=== What you are asked to do ===
Line by line, copy the entries exactly, excluding the pictures.

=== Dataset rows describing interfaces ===
□ □ □

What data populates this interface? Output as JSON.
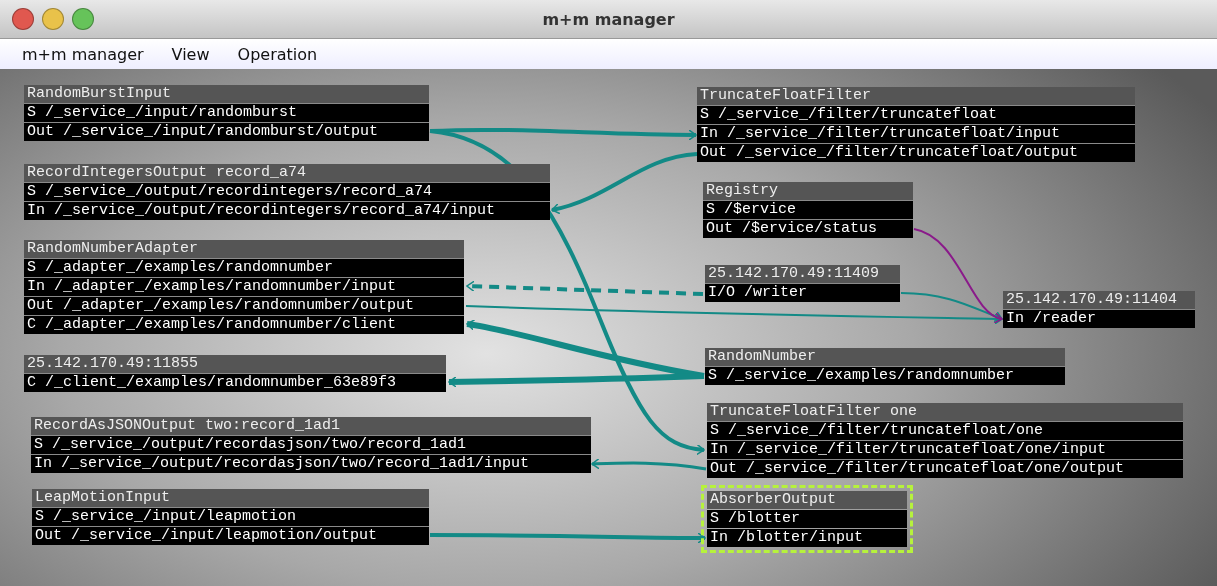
{
  "window": {
    "title": "m+m manager"
  },
  "menu": [
    "m+m manager",
    "View",
    "Operation"
  ],
  "nodes": [
    {
      "title": "RandomBurstInput",
      "selected": false,
      "ports": [
        "S /_service_/input/randomburst",
        "Out /_service_/input/randomburst/output"
      ]
    },
    {
      "title": "RecordIntegersOutput record_a74",
      "selected": false,
      "ports": [
        "S /_service_/output/recordintegers/record_a74",
        "In /_service_/output/recordintegers/record_a74/input"
      ]
    },
    {
      "title": "RandomNumberAdapter",
      "selected": false,
      "ports": [
        "S /_adapter_/examples/randomnumber",
        "In /_adapter_/examples/randomnumber/input",
        "Out /_adapter_/examples/randomnumber/output",
        "C /_adapter_/examples/randomnumber/client"
      ]
    },
    {
      "title": "25.142.170.49:11855",
      "selected": false,
      "ports": [
        "C /_client_/examples/randomnumber_63e89f3"
      ]
    },
    {
      "title": "RecordAsJSONOutput two:record_1ad1",
      "selected": false,
      "ports": [
        "S /_service_/output/recordasjson/two/record_1ad1",
        "In /_service_/output/recordasjson/two/record_1ad1/input"
      ]
    },
    {
      "title": "LeapMotionInput",
      "selected": false,
      "ports": [
        "S /_service_/input/leapmotion",
        "Out /_service_/input/leapmotion/output"
      ]
    },
    {
      "title": "TruncateFloatFilter",
      "selected": false,
      "ports": [
        "S /_service_/filter/truncatefloat",
        "In /_service_/filter/truncatefloat/input",
        "Out /_service_/filter/truncatefloat/output"
      ]
    },
    {
      "title": "Registry",
      "selected": false,
      "ports": [
        "S /$ervice",
        "Out /$ervice/status"
      ]
    },
    {
      "title": "25.142.170.49:11409",
      "selected": false,
      "ports": [
        "I/O /writer"
      ]
    },
    {
      "title": "25.142.170.49:11404",
      "selected": false,
      "ports": [
        "In /reader"
      ]
    },
    {
      "title": "RandomNumber",
      "selected": false,
      "ports": [
        "S /_service_/examples/randomnumber"
      ]
    },
    {
      "title": "TruncateFloatFilter one",
      "selected": false,
      "ports": [
        "S /_service_/filter/truncatefloat/one",
        "In /_service_/filter/truncatefloat/one/input",
        "Out /_service_/filter/truncatefloat/one/output"
      ]
    },
    {
      "title": "AbsorberOutput",
      "selected": true,
      "ports": [
        "S /blotter",
        "In /blotter/input"
      ]
    }
  ]
}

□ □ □

=== Output of the task ===
What data populates this interface? Output as JSON.
{
  "window": {
    "title": "m+m manager"
  },
  "menu": [
    "m+m manager",
    "View",
    "Operation"
  ],
  "nodes": [
    {
      "title": "RandomBurstInput",
      "selected": false,
      "ports": [
        "S /_service_/input/randomburst",
        "Out /_service_/input/randomburst/output"
      ]
    },
    {
      "title": "RecordIntegersOutput record_a74",
      "selected": false,
      "ports": [
        "S /_service_/output/recordintegers/record_a74",
        "In /_service_/output/recordintegers/record_a74/input"
      ]
    },
    {
      "title": "RandomNumberAdapter",
      "selected": false,
      "ports": [
        "S /_adapter_/examples/randomnumber",
        "In /_adapter_/examples/randomnumber/input",
        "Out /_adapter_/examples/randomnumber/output",
        "C /_adapter_/examples/randomnumber/client"
      ]
    },
    {
      "title": "25.142.170.49:11855",
      "selected": false,
      "ports": [
        "C /_client_/examples/randomnumber_63e89f3"
      ]
    },
    {
      "title": "RecordAsJSONOutput two:record_1ad1",
      "selected": false,
      "ports": [
        "S /_service_/output/recordasjson/two/record_1ad1",
        "In /_service_/output/recordasjson/two/record_1ad1/input"
      ]
    },
    {
      "title": "LeapMotionInput",
      "selected": false,
      "ports": [
        "S /_service_/input/leapmotion",
        "Out /_service_/input/leapmotion/output"
      ]
    },
    {
      "title": "TruncateFloatFilter",
      "selected": false,
      "ports": [
        "S /_service_/filter/truncatefloat",
        "In /_service_/filter/truncatefloat/input",
        "Out /_service_/filter/truncatefloat/output"
      ]
    },
    {
      "title": "Registry",
      "selected": false,
      "ports": [
        "S /$ervice",
        "Out /$ervice/status"
      ]
    },
    {
      "title": "25.142.170.49:11409",
      "selected": false,
      "ports": [
        "I/O /writer"
      ]
    },
    {
      "title": "25.142.170.49:11404",
      "selected": false,
      "ports": [
        "In /reader"
      ]
    },
    {
      "title": "RandomNumber",
      "selected": false,
      "ports": [
        "S /_service_/examples/randomnumber"
      ]
    },
    {
      "title": "TruncateFloatFilter one",
      "selected": false,
      "ports": [
        "S /_service_/filter/truncatefloat/one",
        "In /_service_/filter/truncatefloat/one/input",
        "Out /_service_/filter/truncatefloat/one/output"
      ]
    },
    {
      "title": "AbsorberOutput",
      "selected": true,
      "ports": [
        "S /blotter",
        "In /blotter/input"
      ]
    }
  ]
}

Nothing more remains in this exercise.